Problem description
If a line in the listing contains "title", copy it out whole.
-------------------------
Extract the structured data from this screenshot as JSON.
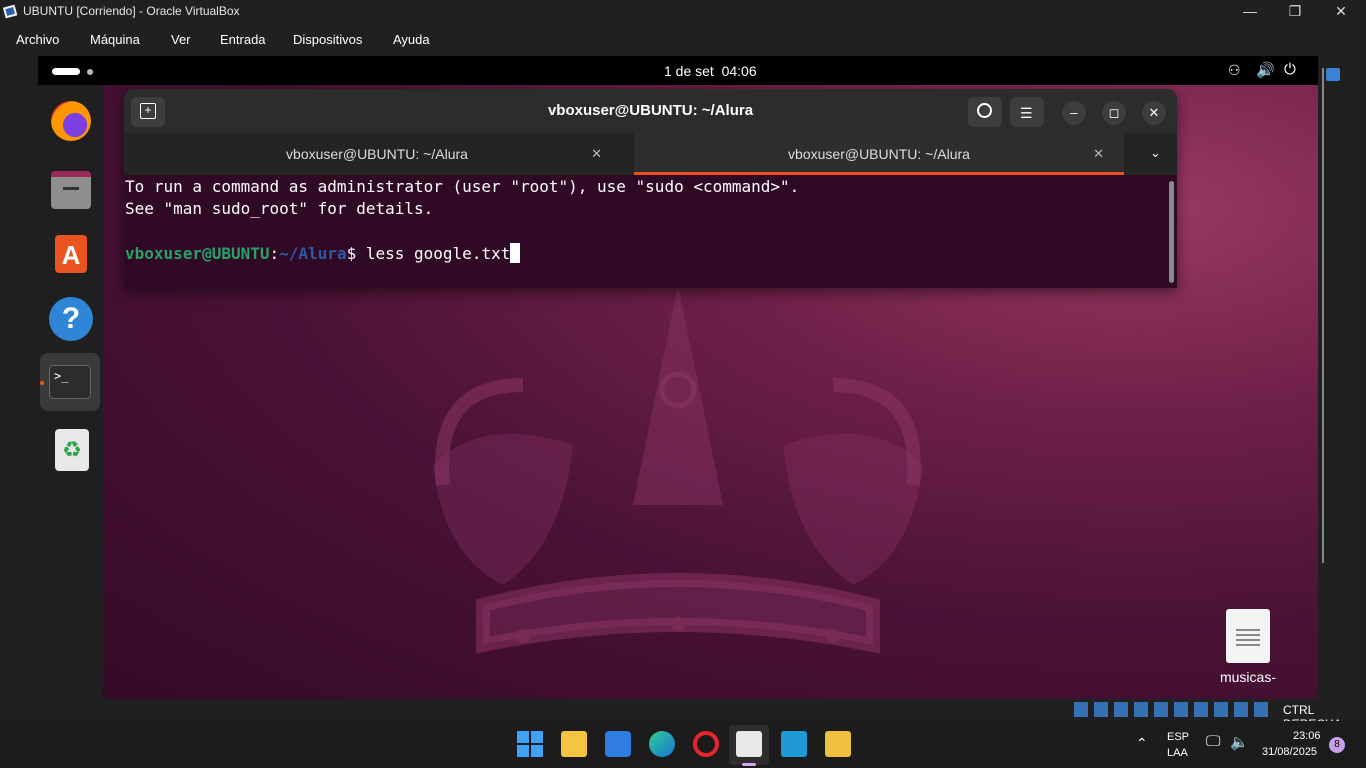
{
  "host": {
    "title": "UBUNTU [Corriendo] - Oracle VirtualBox",
    "menu": [
      "Archivo",
      "Máquina",
      "Ver",
      "Entrada",
      "Dispositivos",
      "Ayuda"
    ],
    "window_controls": {
      "minimize": "—",
      "restore": "❐",
      "close": "✕"
    }
  },
  "gnome": {
    "clock": "1 de set  04:06",
    "dock": [
      {
        "name": "firefox-icon"
      },
      {
        "name": "files-icon"
      },
      {
        "name": "app-center-icon"
      },
      {
        "name": "help-icon",
        "glyph": "?"
      },
      {
        "name": "terminal-icon",
        "glyph": ">_"
      },
      {
        "name": "trash-icon",
        "glyph": "♻"
      }
    ]
  },
  "terminal": {
    "title": "vboxuser@UBUNTU: ~/Alura",
    "tabs": [
      {
        "label": "vboxuser@UBUNTU: ~/Alura",
        "active": false
      },
      {
        "label": "vboxuser@UBUNTU: ~/Alura",
        "active": true
      }
    ],
    "output": [
      "To run a command as administrator (user \"root\"), use \"sudo <command>\".",
      "See \"man sudo_root\" for details."
    ],
    "prompt_user": "vboxuser@UBUNTU",
    "prompt_sep": ":",
    "prompt_path": "~/Alura",
    "prompt_symbol": "$",
    "command": " less google.txt",
    "colors": {
      "bg": "#300a24",
      "user": "#26a269",
      "path": "#12488b",
      "accent": "#e95420"
    }
  },
  "desktop": {
    "file_label": "musicas-favoritas.txt"
  },
  "tray": {
    "hotkey": "CTRL DERECHA",
    "lang": "ESP",
    "layout": "LAA",
    "time": "23:06",
    "date": "31/08/2025",
    "notif_count": "8"
  }
}
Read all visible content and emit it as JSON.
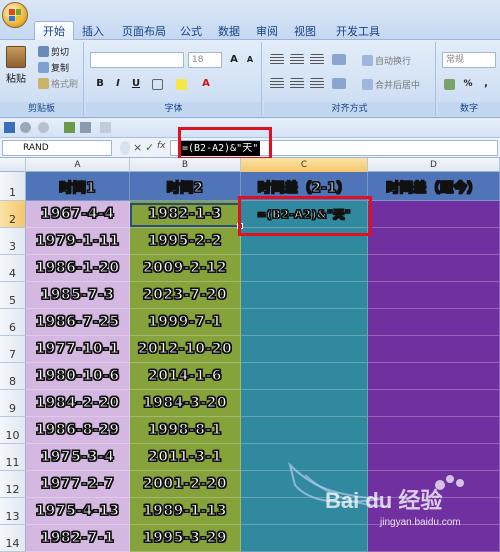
{
  "ribbon": {
    "tabs": [
      "开始",
      "插入",
      "页面布局",
      "公式",
      "数据",
      "审阅",
      "视图",
      "开发工具"
    ],
    "clipboard": {
      "paste": "粘贴",
      "cut": "剪切",
      "copy": "复制",
      "format_painter": "格式刷",
      "label": "剪贴板"
    },
    "font": {
      "name": "",
      "size": "18",
      "label": "字体",
      "bold": "B",
      "italic": "I",
      "underline": "U",
      "grow": "A",
      "shrink": "A",
      "font_color": "A"
    },
    "alignment": {
      "wrap": "自动换行",
      "merge": "合并后居中",
      "label": "对齐方式"
    },
    "number": {
      "format": "常规",
      "percent": "%",
      "comma": ",",
      "label": "数字"
    }
  },
  "formula_bar": {
    "name_box": "RAND",
    "cancel": "×",
    "enter": "✓",
    "fx": "fx",
    "formula": "=(B2-A2)&\"天\""
  },
  "columns": [
    "A",
    "B",
    "C",
    "D"
  ],
  "rows": [
    "1",
    "2",
    "3",
    "4",
    "5",
    "6",
    "7",
    "8",
    "9",
    "10",
    "11",
    "12",
    "13",
    "14"
  ],
  "sheet": {
    "headers": [
      "时间1",
      "时间2",
      "时间差（2-1）",
      "时间差（距今）"
    ],
    "col_a": [
      "1967-4-4",
      "1979-1-11",
      "1986-1-20",
      "1985-7-3",
      "1986-7-25",
      "1977-10-1",
      "1980-10-6",
      "1984-2-20",
      "1986-8-29",
      "1975-3-4",
      "1977-2-7",
      "1975-4-13",
      "1982-7-1"
    ],
    "col_b": [
      "1982-1-3",
      "1995-2-2",
      "2009-2-12",
      "2023-7-20",
      "1999-7-1",
      "2012-10-20",
      "2014-1-6",
      "1984-3-20",
      "1998-8-1",
      "2011-3-1",
      "2001-2-20",
      "1989-1-13",
      "1995-3-29"
    ],
    "c2_formula": "=(B2-A2)&\"天\""
  },
  "watermark": {
    "main": "Bai du 经验",
    "sub": "jingyan.baidu.com"
  },
  "colors": {
    "col_a": "#d4b8e2",
    "col_b": "#86a23a",
    "col_c": "#30899e",
    "col_d": "#7030a0",
    "header_row": "#4f74b8",
    "highlight": "#e01020"
  }
}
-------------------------
Output
    "title": "UBUNTU [Corriendo] - Oracle VirtualBox",
    "title": "vboxuser@UBUNTU: ~/Alura",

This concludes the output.